  • It is particularly indicted for females with organ prolapse and congestive dysmenorrhea.
  • It is recorded for catarrh of the bladder, leucorrhea, gravel, and dropsy when administered as a decoction.
  • It is effective for promoting expulsion of urinary calculi, diminishing irritation in the bladder and urethra and assisting in the treatment of acute cystitis and enuresis.
  • Leaves are traditionally used as a poultice to treat sprains, burns, bruises, ulcers, and other wounds, as it may improve capillary function and support speedy healing.
  • Rhizome of stone root is brewed to prepare an herbal tea which served as a home-made remedy for constipation and headaches.
  • Stone root is a very effective medication for treating tender throat, laryngitis, pharyngitis accompanied by relaxed as well as weakened circulation of the capillary.
  • Stone root is also taken internally following evening meal or prior to going to bed at night to treat incontinence of urine.
  • It is also used for various medical problems endured by females, especially menorrhagia, dysmenorrhea, prolapsed uterus, threatened abortion, vicarious menstruation, leucorrhea as well as pruritis-vulvae owing to varicose or varicosity.
  • Bruised leaves were applied as a poultice in burns, bruises, wounds, ulcers, sores, sprains, contusions, and for internal abdominal ailments.

Ayurvedic Health benefits of Stone Root

  • Kidney: Prepare a decoction of dried stone root. Take half cup lukewarm decoction daily.
  • Constipation: Add one to three teaspoonful of the dried rhizomes of stone root in a cup of water and boil it. Simmer for 15 minutes. Filter and drink thrice a day.
  • Rectal Prolapse: Prepare a decoction by boiling 1 tsp. of dried stone root in one cup of water. Drink it twice a day.
  • Kidney stones: Stones may be treated by administering a combo of stone root, parsley piert, gravel root, Parietaria Judaica, hydrangea.
  • Kidney stone: take equal amount of hydrangea root, stone root, bearberry and gravel root. Powder them together. Have one tsp. with lukewarm water once a day.

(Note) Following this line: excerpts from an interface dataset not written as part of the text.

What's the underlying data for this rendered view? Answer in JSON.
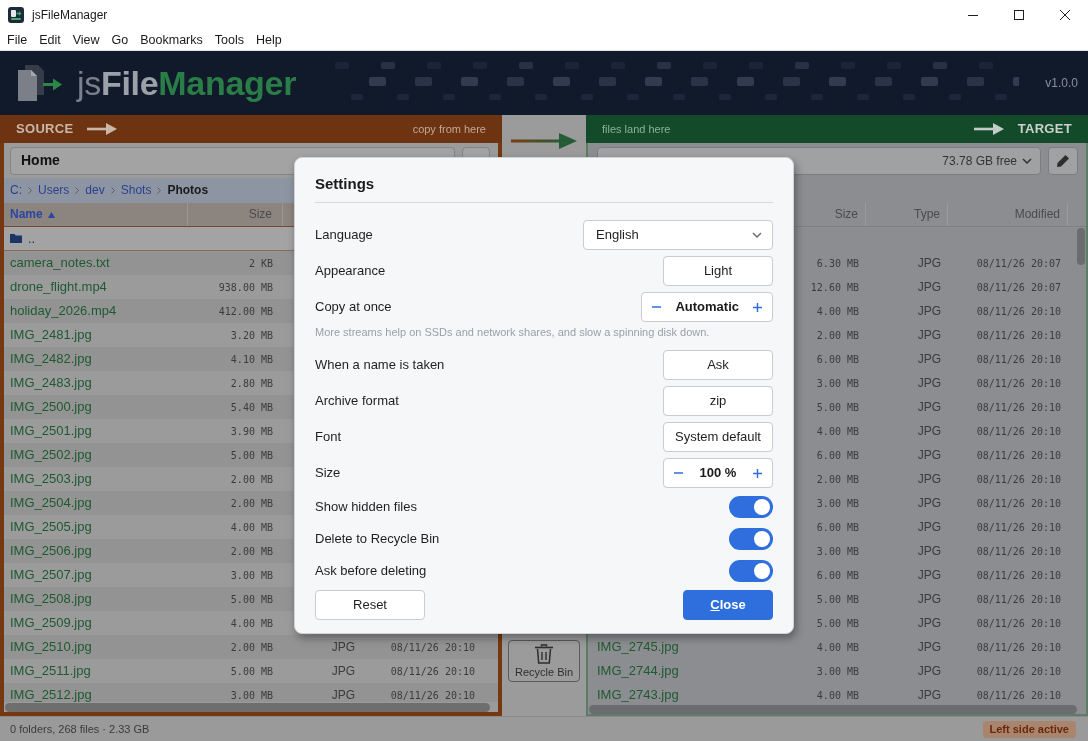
{
  "window": {
    "title": "jsFileManager"
  },
  "menu": [
    "File",
    "Edit",
    "View",
    "Go",
    "Bookmarks",
    "Tools",
    "Help"
  ],
  "banner": {
    "logo": [
      "js",
      "File",
      "Manager"
    ],
    "version": "v1.0.0"
  },
  "source_panel": {
    "title": "SOURCE",
    "hint": "copy from here",
    "location": "Home",
    "breadcrumb": [
      {
        "label": "C:",
        "current": false
      },
      {
        "label": "Users",
        "current": false
      },
      {
        "label": "dev",
        "current": false
      },
      {
        "label": "Shots",
        "current": false
      },
      {
        "label": "Photos",
        "current": true
      }
    ],
    "columns": [
      {
        "label": "Name",
        "sorted": true
      },
      {
        "label": "Size",
        "sorted": false
      }
    ],
    "parent_row": "..",
    "rows": [
      {
        "name": "camera_notes.txt",
        "size": "2 KB"
      },
      {
        "name": "drone_flight.mp4",
        "size": "938.00 MB"
      },
      {
        "name": "holiday_2026.mp4",
        "size": "412.00 MB"
      },
      {
        "name": "IMG_2481.jpg",
        "size": "3.20 MB"
      },
      {
        "name": "IMG_2482.jpg",
        "size": "4.10 MB"
      },
      {
        "name": "IMG_2483.jpg",
        "size": "2.80 MB"
      },
      {
        "name": "IMG_2500.jpg",
        "size": "5.40 MB"
      },
      {
        "name": "IMG_2501.jpg",
        "size": "3.90 MB"
      },
      {
        "name": "IMG_2502.jpg",
        "size": "5.00 MB"
      },
      {
        "name": "IMG_2503.jpg",
        "size": "2.00 MB"
      },
      {
        "name": "IMG_2504.jpg",
        "size": "2.00 MB"
      },
      {
        "name": "IMG_2505.jpg",
        "size": "4.00 MB"
      },
      {
        "name": "IMG_2506.jpg",
        "size": "2.00 MB"
      },
      {
        "name": "IMG_2507.jpg",
        "size": "3.00 MB"
      },
      {
        "name": "IMG_2508.jpg",
        "size": "5.00 MB"
      },
      {
        "name": "IMG_2509.jpg",
        "size": "4.00 MB"
      },
      {
        "name": "IMG_2510.jpg",
        "size": "2.00 MB",
        "type": "JPG",
        "modified": "08/11/26 20:10"
      },
      {
        "name": "IMG_2511.jpg",
        "size": "5.00 MB",
        "type": "JPG",
        "modified": "08/11/26 20:10"
      },
      {
        "name": "IMG_2512.jpg",
        "size": "3.00 MB",
        "type": "JPG",
        "modified": "08/11/26 20:10"
      }
    ]
  },
  "transfer": {
    "recycle_bin": "Recycle Bin"
  },
  "target_panel": {
    "title": "TARGET",
    "hint": "files land here",
    "free_space": "73.78 GB free",
    "columns": [
      {
        "label": "Size"
      },
      {
        "label": "Type"
      },
      {
        "label": "Modified"
      }
    ],
    "rows": [
      {
        "size": "6.30 MB",
        "type": "JPG",
        "modified": "08/11/26 20:07"
      },
      {
        "size": "12.60 MB",
        "type": "JPG",
        "modified": "08/11/26 20:07"
      },
      {
        "size": "4.00 MB",
        "type": "JPG",
        "modified": "08/11/26 20:10"
      },
      {
        "size": "2.00 MB",
        "type": "JPG",
        "modified": "08/11/26 20:10"
      },
      {
        "size": "6.00 MB",
        "type": "JPG",
        "modified": "08/11/26 20:10"
      },
      {
        "size": "3.00 MB",
        "type": "JPG",
        "modified": "08/11/26 20:10"
      },
      {
        "size": "5.00 MB",
        "type": "JPG",
        "modified": "08/11/26 20:10"
      },
      {
        "size": "4.00 MB",
        "type": "JPG",
        "modified": "08/11/26 20:10"
      },
      {
        "size": "6.00 MB",
        "type": "JPG",
        "modified": "08/11/26 20:10"
      },
      {
        "size": "2.00 MB",
        "type": "JPG",
        "modified": "08/11/26 20:10"
      },
      {
        "size": "3.00 MB",
        "type": "JPG",
        "modified": "08/11/26 20:10"
      },
      {
        "size": "6.00 MB",
        "type": "JPG",
        "modified": "08/11/26 20:10"
      },
      {
        "size": "3.00 MB",
        "type": "JPG",
        "modified": "08/11/26 20:10"
      },
      {
        "size": "6.00 MB",
        "type": "JPG",
        "modified": "08/11/26 20:10"
      },
      {
        "size": "5.00 MB",
        "type": "JPG",
        "modified": "08/11/26 20:10"
      },
      {
        "size": "5.00 MB",
        "type": "JPG",
        "modified": "08/11/26 20:10"
      },
      {
        "name": "IMG_2745.jpg",
        "size": "4.00 MB",
        "type": "JPG",
        "modified": "08/11/26 20:10"
      },
      {
        "name": "IMG_2744.jpg",
        "size": "3.00 MB",
        "type": "JPG",
        "modified": "08/11/26 20:10"
      },
      {
        "name": "IMG_2743.jpg",
        "size": "4.00 MB",
        "type": "JPG",
        "modified": "08/11/26 20:10"
      }
    ]
  },
  "status_bar": {
    "summary": "0 folders, 268 files · 2.33 GB",
    "active_side": "Left side active"
  },
  "settings": {
    "title": "Settings",
    "rows": [
      {
        "kind": "select",
        "label": "Language",
        "value": "English"
      },
      {
        "kind": "choice",
        "label": "Appearance",
        "value": "Light"
      },
      {
        "kind": "stepper",
        "label": "Copy at once",
        "value": "Automatic",
        "hint": "More streams help on SSDs and network shares, and slow a spinning disk down."
      },
      {
        "kind": "choice",
        "label": "When a name is taken",
        "value": "Ask"
      },
      {
        "kind": "choice",
        "label": "Archive format",
        "value": "zip"
      },
      {
        "kind": "choice",
        "label": "Font",
        "value": "System default"
      },
      {
        "kind": "stepper",
        "label": "Size",
        "value": "100 %"
      },
      {
        "kind": "toggle",
        "label": "Show hidden files",
        "on": true
      },
      {
        "kind": "toggle",
        "label": "Delete to Recycle Bin",
        "on": true
      },
      {
        "kind": "toggle",
        "label": "Ask before deleting",
        "on": true
      }
    ],
    "buttons": [
      {
        "label": "Reset",
        "primary": false
      },
      {
        "label": "Close",
        "primary": true
      }
    ]
  }
}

Precautions

  • Minute doses of the fresh leaves can cause vomiting, though the root is well-tolerated by the body.
  • Possible blood pressure elevation.
  • It may cause Nausea and dizziness.
  • Avoid use during pregnancy and breast feeding.
  • Excess use may cause vomiting.
  • Taking large amounts of stone root can cause some side effects such as dizziness, nausea, painful urination, and stomach irritation.
  • Stone root may interact with your current medications or medical conditions. Consult with your herbalist or doctor before using.

References:

https://gd.eppo.int/taxon/CIZCA

https://www.itis.gov/servlet/SingleRpt/SingleRpt?search_topic=TSN&search_value=32474#null

https://pfaf.org/user/Plant.aspx?LatinName=Collinsonia+canadensis

http://www.missouribotanicalgarden.org/PlantFinder/PlantFinderDetails.aspx?kempercode=j860

https://npgsweb.ars-grin.gov/gringlobal/taxonomydetail.aspx?423713

https://plants.usda.gov/core/profile?symbol=COCA4

https://www.botanical.com/botanical/mgmh/s/stoner92.html

https://en.wikipedia.org/wiki/Collinsonia_canadensis

http://www.theplantlist.org/tpl1.1/record/kew-46224

77%
77%
Awesome

Comments

comments

Share.

Comments are closed.

DISCLAIMER

The content and the information in this website are for informational and educational purposes only, not as a medical manual. All readers are urged to consult with a physician before beginning or discontinuing use of any prescription drug or under taking any form of self-treatment. The information given here is designed to help you make informed decisions about your health. It is not intended as a substitute for any treatment that may have been prescribed by your doctor. If you are under treatment for any health problem, you should check with your doctor before trying any home remedies. If you are taking any medication, do not take any vitamin, mineral, herb, or other supplement without consulting with your doctor. If you suspect that you have a medical problem, we urge you to seek competent medical help. The Health Benefits Times, authors, publisher and its representatives disclaim responsibility for any adverse effects resulting directly or indirectly from information contained in this website www.healthbenefitstimes.com